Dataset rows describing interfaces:
^^^^^^^^^^^^^^^^

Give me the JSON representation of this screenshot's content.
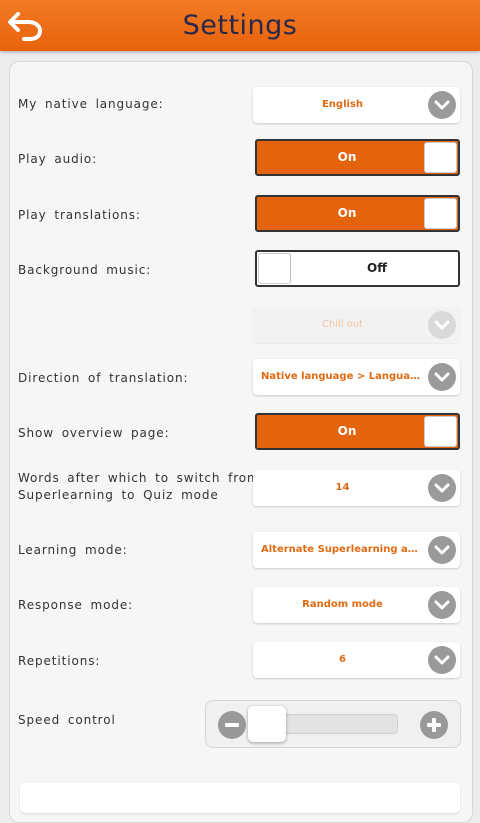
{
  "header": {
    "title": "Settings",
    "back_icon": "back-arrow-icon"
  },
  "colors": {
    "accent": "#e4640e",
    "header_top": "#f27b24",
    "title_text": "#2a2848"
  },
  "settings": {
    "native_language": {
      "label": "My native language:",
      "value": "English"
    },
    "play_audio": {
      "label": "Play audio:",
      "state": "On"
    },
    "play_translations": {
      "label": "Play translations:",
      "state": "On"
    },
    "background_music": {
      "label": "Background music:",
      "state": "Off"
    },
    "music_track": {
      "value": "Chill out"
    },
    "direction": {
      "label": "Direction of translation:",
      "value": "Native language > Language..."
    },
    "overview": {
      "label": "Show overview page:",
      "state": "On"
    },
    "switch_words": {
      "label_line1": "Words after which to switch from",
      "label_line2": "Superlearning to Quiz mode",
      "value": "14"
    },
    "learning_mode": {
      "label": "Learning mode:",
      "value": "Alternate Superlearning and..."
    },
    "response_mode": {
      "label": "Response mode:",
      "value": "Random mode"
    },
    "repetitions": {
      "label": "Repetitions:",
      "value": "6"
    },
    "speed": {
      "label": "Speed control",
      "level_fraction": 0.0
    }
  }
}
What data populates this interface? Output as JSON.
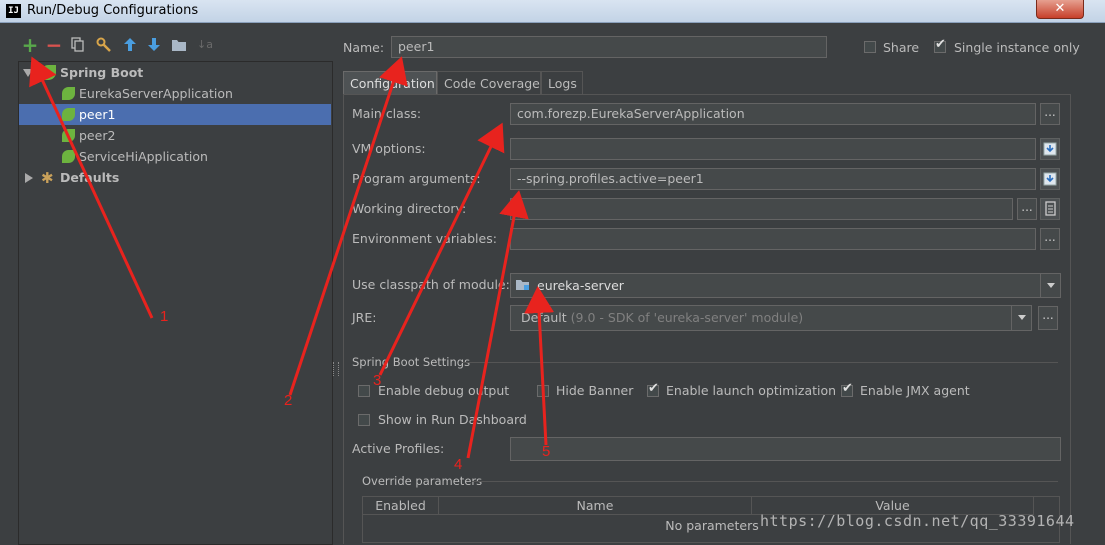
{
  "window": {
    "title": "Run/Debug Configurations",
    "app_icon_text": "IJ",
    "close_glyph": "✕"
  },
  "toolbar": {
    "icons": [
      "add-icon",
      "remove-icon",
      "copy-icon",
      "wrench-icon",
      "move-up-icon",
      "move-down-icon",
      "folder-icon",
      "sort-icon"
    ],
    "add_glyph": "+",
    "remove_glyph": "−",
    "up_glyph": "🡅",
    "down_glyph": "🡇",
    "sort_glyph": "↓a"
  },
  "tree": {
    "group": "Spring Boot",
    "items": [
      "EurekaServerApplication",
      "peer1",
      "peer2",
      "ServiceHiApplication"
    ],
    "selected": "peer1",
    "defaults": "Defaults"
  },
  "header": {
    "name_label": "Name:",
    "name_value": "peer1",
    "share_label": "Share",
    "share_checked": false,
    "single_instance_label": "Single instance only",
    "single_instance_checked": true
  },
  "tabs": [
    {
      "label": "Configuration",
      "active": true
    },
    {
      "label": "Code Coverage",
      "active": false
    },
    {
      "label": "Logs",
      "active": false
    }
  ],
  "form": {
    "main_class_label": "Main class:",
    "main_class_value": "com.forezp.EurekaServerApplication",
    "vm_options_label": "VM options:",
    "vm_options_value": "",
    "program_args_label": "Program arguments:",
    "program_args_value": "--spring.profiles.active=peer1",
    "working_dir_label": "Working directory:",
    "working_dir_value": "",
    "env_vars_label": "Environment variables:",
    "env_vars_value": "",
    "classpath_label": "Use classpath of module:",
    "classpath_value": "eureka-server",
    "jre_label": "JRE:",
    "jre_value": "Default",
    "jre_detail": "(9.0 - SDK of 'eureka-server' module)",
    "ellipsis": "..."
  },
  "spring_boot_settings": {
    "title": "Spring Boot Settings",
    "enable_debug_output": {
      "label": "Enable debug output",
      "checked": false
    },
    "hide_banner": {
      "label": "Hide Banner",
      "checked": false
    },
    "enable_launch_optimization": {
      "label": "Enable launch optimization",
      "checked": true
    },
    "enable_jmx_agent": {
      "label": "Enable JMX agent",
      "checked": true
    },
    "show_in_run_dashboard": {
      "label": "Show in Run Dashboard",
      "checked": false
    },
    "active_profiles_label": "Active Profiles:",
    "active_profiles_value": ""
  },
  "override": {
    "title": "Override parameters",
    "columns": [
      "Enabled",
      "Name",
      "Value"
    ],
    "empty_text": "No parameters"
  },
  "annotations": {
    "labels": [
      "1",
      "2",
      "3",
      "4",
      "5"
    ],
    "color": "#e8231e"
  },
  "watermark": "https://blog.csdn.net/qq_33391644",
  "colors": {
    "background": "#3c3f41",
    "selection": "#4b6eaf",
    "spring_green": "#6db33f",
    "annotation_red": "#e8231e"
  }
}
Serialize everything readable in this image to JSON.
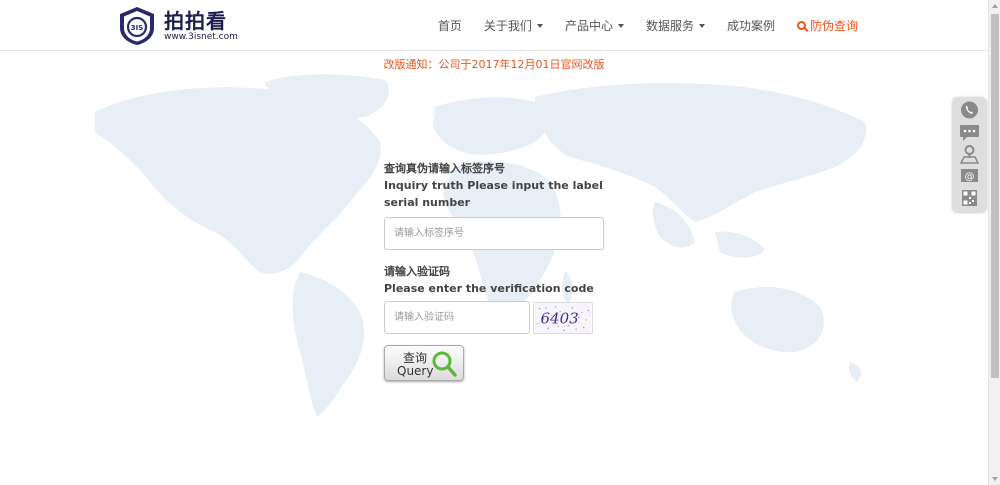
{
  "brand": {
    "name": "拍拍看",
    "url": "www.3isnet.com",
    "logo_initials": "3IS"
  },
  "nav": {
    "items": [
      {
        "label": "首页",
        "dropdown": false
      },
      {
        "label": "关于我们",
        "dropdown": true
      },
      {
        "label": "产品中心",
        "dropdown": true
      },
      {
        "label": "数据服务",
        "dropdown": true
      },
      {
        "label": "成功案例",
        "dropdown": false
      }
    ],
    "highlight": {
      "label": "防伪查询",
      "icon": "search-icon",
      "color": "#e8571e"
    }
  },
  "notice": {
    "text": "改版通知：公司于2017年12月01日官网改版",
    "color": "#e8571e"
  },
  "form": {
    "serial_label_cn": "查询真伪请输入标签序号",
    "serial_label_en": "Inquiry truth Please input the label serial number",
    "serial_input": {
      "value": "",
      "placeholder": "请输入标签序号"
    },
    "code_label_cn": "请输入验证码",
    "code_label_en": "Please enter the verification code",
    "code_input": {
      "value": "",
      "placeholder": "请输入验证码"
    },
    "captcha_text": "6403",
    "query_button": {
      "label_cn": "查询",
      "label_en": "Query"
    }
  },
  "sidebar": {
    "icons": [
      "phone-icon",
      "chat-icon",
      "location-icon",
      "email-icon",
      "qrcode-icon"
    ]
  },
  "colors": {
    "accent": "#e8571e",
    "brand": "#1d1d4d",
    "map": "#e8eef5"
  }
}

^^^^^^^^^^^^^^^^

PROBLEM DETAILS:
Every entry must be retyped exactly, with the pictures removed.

YOUR SOLUTION:
Give me the JSON representation of this screenshot's content.
{
  "header": {
    "title": "Settings",
    "back_icon": "back-arrow-icon"
  },
  "colors": {
    "accent": "#e4640e",
    "header_top": "#f27b24",
    "title_text": "#2a2848"
  },
  "settings": {
    "native_language": {
      "label": "My native language:",
      "value": "English"
    },
    "play_audio": {
      "label": "Play audio:",
      "state": "On"
    },
    "play_translations": {
      "label": "Play translations:",
      "state": "On"
    },
    "background_music": {
      "label": "Background music:",
      "state": "Off"
    },
    "music_track": {
      "value": "Chill out"
    },
    "direction": {
      "label": "Direction of translation:",
      "value": "Native language > Language..."
    },
    "overview": {
      "label": "Show overview page:",
      "state": "On"
    },
    "switch_words": {
      "label_line1": "Words after which to switch from",
      "label_line2": "Superlearning to Quiz mode",
      "value": "14"
    },
    "learning_mode": {
      "label": "Learning mode:",
      "value": "Alternate Superlearning and..."
    },
    "response_mode": {
      "label": "Response mode:",
      "value": "Random mode"
    },
    "repetitions": {
      "label": "Repetitions:",
      "value": "6"
    },
    "speed": {
      "label": "Speed control",
      "level_fraction": 0.0
    }
  }
}
What data populates this interface? Output as JSON.
{
  "window": {
    "title": "Run/Debug Configurations",
    "app_icon_text": "IJ",
    "close_glyph": "✕"
  },
  "toolbar": {
    "icons": [
      "add-icon",
      "remove-icon",
      "copy-icon",
      "wrench-icon",
      "move-up-icon",
      "move-down-icon",
      "folder-icon",
      "sort-icon"
    ],
    "add_glyph": "+",
    "remove_glyph": "−",
    "up_glyph": "🡅",
    "down_glyph": "🡇",
    "sort_glyph": "↓a"
  },
  "tree": {
    "group": "Spring Boot",
    "items": [
      "EurekaServerApplication",
      "peer1",
      "peer2",
      "ServiceHiApplication"
    ],
    "selected": "peer1",
    "defaults": "Defaults"
  },
  "header": {
    "name_label": "Name:",
    "name_value": "peer1",
    "share_label": "Share",
    "share_checked": false,
    "single_instance_label": "Single instance only",
    "single_instance_checked": true
  },
  "tabs": [
    {
      "label": "Configuration",
      "active": true
    },
    {
      "label": "Code Coverage",
      "active": false
    },
    {
      "label": "Logs",
      "active": false
    }
  ],
  "form": {
    "main_class_label": "Main class:",
    "main_class_value": "com.forezp.EurekaServerApplication",
    "vm_options_label": "VM options:",
    "vm_options_value": "",
    "program_args_label": "Program arguments:",
    "program_args_value": "--spring.profiles.active=peer1",
    "working_dir_label": "Working directory:",
    "working_dir_value": "",
    "env_vars_label": "Environment variables:",
    "env_vars_value": "",
    "classpath_label": "Use classpath of module:",
    "classpath_value": "eureka-server",
    "jre_label": "JRE:",
    "jre_value": "Default",
    "jre_detail": "(9.0 - SDK of 'eureka-server' module)",
    "ellipsis": "..."
  },
  "spring_boot_settings": {
    "title": "Spring Boot Settings",
    "enable_debug_output": {
      "label": "Enable debug output",
      "checked": false
    },
    "hide_banner": {
      "label": "Hide Banner",
      "checked": false
    },
    "enable_launch_optimization": {
      "label": "Enable launch optimization",
      "checked": true
    },
    "enable_jmx_agent": {
      "label": "Enable JMX agent",
      "checked": true
    },
    "show_in_run_dashboard": {
      "label": "Show in Run Dashboard",
      "checked": false
    },
    "active_profiles_label": "Active Profiles:",
    "active_profiles_value": ""
  },
  "override": {
    "title": "Override parameters",
    "columns": [
      "Enabled",
      "Name",
      "Value"
    ],
    "empty_text": "No parameters"
  },
  "annotations": {
    "labels": [
      "1",
      "2",
      "3",
      "4",
      "5"
    ],
    "color": "#e8231e"
  },
  "watermark": "https://blog.csdn.net/qq_33391644",
  "colors": {
    "background": "#3c3f41",
    "selection": "#4b6eaf",
    "spring_green": "#6db33f",
    "annotation_red": "#e8231e"
  }
}
Serialize everything readable in this image to JSON.
{
  "brand": {
    "name": "拍拍看",
    "url": "www.3isnet.com",
    "logo_initials": "3IS"
  },
  "nav": {
    "items": [
      {
        "label": "首页",
        "dropdown": false
      },
      {
        "label": "关于我们",
        "dropdown": true
      },
      {
        "label": "产品中心",
        "dropdown": true
      },
      {
        "label": "数据服务",
        "dropdown": true
      },
      {
        "label": "成功案例",
        "dropdown": false
      }
    ],
    "highlight": {
      "label": "防伪查询",
      "icon": "search-icon",
      "color": "#e8571e"
    }
  },
  "notice": {
    "text": "改版通知：公司于2017年12月01日官网改版",
    "color": "#e8571e"
  },
  "form": {
    "serial_label_cn": "查询真伪请输入标签序号",
    "serial_label_en": "Inquiry truth Please input the label serial number",
    "serial_input": {
      "value": "",
      "placeholder": "请输入标签序号"
    },
    "code_label_cn": "请输入验证码",
    "code_label_en": "Please enter the verification code",
    "code_input": {
      "value": "",
      "placeholder": "请输入验证码"
    },
    "captcha_text": "6403",
    "query_button": {
      "label_cn": "查询",
      "label_en": "Query"
    }
  },
  "sidebar": {
    "icons": [
      "phone-icon",
      "chat-icon",
      "location-icon",
      "email-icon",
      "qrcode-icon"
    ]
  },
  "colors": {
    "accent": "#e8571e",
    "brand": "#1d1d4d",
    "map": "#e8eef5"
  }
}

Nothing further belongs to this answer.